Researchers concluded this week that nearly 60 million people in Pakistan are at risk of drinking water with “alarmingly high” levels of arsenic, the contamination leaching into groundwater from rock.
The poisonous qualities of arsenic, a semi-metal, and its various compounds have long been known to (and sometimes disregarded by) humans—as has the word. As we work to ensure clean water for Pakistan, let’s look into the etymology of arsenic.
Are you feeling a little hazy after 4/20? Maybe from some purple haze? No, no, I’m sure you were just listening to the Jimi Hendrix song. Well, you’re not alone, as the etymology of hazy is itself quite hazy.
After Prince’s sudden death last week, we saw an outpouring of grief, memories, tributes, retrospectives, and purple, the artist’s iconic color. While nobody wore purple like Prince did, the English language has long been sporting the hue.
The English purple is actually a variation on an earlier form, purpure. Those double r’s can be tricky to say, so, in a process called dissimilation, English speakers transformed the second r into l, a related sound.

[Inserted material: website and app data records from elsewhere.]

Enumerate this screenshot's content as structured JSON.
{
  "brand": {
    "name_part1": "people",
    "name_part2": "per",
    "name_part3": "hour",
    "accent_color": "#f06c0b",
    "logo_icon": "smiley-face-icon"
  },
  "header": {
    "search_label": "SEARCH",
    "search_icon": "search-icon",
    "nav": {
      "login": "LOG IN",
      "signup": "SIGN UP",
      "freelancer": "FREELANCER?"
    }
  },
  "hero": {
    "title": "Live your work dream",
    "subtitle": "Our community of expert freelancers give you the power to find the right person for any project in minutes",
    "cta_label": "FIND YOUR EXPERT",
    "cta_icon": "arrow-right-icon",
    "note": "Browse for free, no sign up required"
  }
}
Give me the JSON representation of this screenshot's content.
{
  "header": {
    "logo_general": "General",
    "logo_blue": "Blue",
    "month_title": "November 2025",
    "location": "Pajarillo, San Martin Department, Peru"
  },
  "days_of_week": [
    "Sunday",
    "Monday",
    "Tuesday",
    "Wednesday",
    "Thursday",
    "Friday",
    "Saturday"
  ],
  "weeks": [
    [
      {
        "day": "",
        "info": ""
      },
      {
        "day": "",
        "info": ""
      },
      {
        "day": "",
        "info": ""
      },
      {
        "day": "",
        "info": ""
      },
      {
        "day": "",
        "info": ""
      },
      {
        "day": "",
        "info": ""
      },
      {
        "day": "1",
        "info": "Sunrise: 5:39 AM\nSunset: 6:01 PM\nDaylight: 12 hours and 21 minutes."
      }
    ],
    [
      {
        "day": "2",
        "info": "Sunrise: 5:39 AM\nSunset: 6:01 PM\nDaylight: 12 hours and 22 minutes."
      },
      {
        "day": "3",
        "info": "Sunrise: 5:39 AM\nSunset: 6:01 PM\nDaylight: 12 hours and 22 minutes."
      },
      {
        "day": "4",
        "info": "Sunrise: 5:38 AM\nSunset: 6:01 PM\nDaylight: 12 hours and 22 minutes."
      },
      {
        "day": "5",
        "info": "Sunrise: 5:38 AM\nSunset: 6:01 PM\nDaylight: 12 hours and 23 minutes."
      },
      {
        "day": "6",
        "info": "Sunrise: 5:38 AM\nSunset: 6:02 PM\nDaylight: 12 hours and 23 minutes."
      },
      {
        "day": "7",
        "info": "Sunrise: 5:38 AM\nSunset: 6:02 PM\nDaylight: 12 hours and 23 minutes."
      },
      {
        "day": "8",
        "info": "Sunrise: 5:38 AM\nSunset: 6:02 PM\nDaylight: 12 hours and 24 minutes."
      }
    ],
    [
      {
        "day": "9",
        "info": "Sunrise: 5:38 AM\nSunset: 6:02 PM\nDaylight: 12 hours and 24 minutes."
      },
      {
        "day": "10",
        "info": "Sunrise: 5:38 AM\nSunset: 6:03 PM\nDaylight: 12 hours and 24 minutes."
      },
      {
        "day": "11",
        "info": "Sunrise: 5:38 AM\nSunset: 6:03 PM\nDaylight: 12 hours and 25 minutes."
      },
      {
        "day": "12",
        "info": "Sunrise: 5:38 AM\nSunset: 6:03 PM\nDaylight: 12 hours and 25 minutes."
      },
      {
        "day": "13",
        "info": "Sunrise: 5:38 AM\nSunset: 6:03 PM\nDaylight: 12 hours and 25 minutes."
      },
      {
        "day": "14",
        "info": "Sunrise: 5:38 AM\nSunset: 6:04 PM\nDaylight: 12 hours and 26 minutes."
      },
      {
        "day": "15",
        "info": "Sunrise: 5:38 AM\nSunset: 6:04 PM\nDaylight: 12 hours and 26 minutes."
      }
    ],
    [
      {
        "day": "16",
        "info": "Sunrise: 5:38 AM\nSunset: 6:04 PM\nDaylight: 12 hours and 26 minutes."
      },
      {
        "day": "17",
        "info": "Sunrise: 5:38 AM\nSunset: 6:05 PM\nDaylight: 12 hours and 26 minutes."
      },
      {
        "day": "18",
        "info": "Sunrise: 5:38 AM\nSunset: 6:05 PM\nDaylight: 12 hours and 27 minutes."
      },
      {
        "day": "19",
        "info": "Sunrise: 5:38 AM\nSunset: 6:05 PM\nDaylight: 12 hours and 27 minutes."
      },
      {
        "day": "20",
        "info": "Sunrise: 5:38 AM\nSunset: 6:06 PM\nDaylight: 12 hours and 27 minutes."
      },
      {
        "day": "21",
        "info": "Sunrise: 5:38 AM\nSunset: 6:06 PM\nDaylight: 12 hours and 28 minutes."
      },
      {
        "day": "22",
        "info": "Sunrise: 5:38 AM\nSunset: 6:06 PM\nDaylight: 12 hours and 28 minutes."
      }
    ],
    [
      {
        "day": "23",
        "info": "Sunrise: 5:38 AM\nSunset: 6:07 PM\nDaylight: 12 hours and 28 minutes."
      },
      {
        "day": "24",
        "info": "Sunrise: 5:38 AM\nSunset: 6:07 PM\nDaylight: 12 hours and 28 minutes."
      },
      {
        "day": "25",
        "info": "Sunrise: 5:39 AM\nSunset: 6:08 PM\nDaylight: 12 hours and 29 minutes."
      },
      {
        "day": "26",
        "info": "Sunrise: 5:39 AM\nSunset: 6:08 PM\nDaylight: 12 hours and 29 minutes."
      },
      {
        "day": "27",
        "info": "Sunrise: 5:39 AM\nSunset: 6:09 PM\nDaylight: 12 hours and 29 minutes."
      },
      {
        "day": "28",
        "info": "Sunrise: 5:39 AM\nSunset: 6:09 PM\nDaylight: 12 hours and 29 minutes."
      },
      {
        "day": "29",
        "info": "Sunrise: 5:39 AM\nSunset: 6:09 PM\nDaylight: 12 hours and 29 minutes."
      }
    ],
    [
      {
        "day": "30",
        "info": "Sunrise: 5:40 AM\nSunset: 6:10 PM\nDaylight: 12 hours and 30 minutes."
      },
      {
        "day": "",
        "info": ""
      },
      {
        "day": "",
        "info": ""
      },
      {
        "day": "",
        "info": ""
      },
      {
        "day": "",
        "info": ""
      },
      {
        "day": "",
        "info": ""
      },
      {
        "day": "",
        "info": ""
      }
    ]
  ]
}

Purple and purpure are both found in Old English, when they first referred to purple garments. The color historically shaded towards a dark red, such as crimson, and bedecked emperors, kings, senators, and, at one point, cardinals. Purple long signaled power. But by the 15th century, purple sheds its clothes – and status – to name the color as such.
English borrowed purpure both from French and directly from Latin, which had purpura. Like English’s purple, this purpura meant “purple garment” and the color “purple,” but it also signified “purple dye.” For, as the Oxford English Dictionary paints it, purple was fundamentally a pigment “obtained from the hypobranchial gland of various gastropod molluscs found in the Mediterranean.” Or sea snails.
The ancient Phoenician city of Tyre made its name for the dye it famously produced: Tyrian purple. Making this dye was an expensive and laborious process, and so only the wealthiest could afford it, hence the color’s historic association with status and power.
Latin’s purpura is from the Ancient Greek, πορϕύρα (porphyra), similarly naming “purple” in color, cloth, and shellfish. Etymologists suspect the Greek word is ultimately loaned from a Semitic source.
Citing the use of purple to describe the sea, philologist Walter Skeat suggests purple is formed from a Greek verb meaning “to stir up,” as in the waters of a wine-dark ocean amid the purple-dark clouds of a storm. Skeat’s explanation is a bit of etymological purple prose, however; this expression for “excessively ornate writing” we can ultimately credit to the Roman poet Horace.
While Skeat’s theory for purple washes right out, his reference to “wine-dark seas” in Homeric verse is still significant in the story of color words. The story is a truly fascinating one, involving the astonishingly late development of blue, that ubiquitous color of sea and sky, in language. I’ll leave its telling to the radio show and podcast, Radiolab: “Why Isn’t the Sky Blue?”
For more on color words on this blog, enjoy earlier posts on orange and scarlet. And for more on dyes, see my post on shellac.
The association between the artist’s name and purple’s royal past certainly suggest a reason Prince so branded himself with the color. But perhaps there are other explanations, too. As an artist, Prince blends (and bends) so many genres into his music, so many identities into his persona. Perhaps like purple, a color that blends red and blue. Or purple, whose history blends both the high and low, worn by god-like kings but worked out of the sea.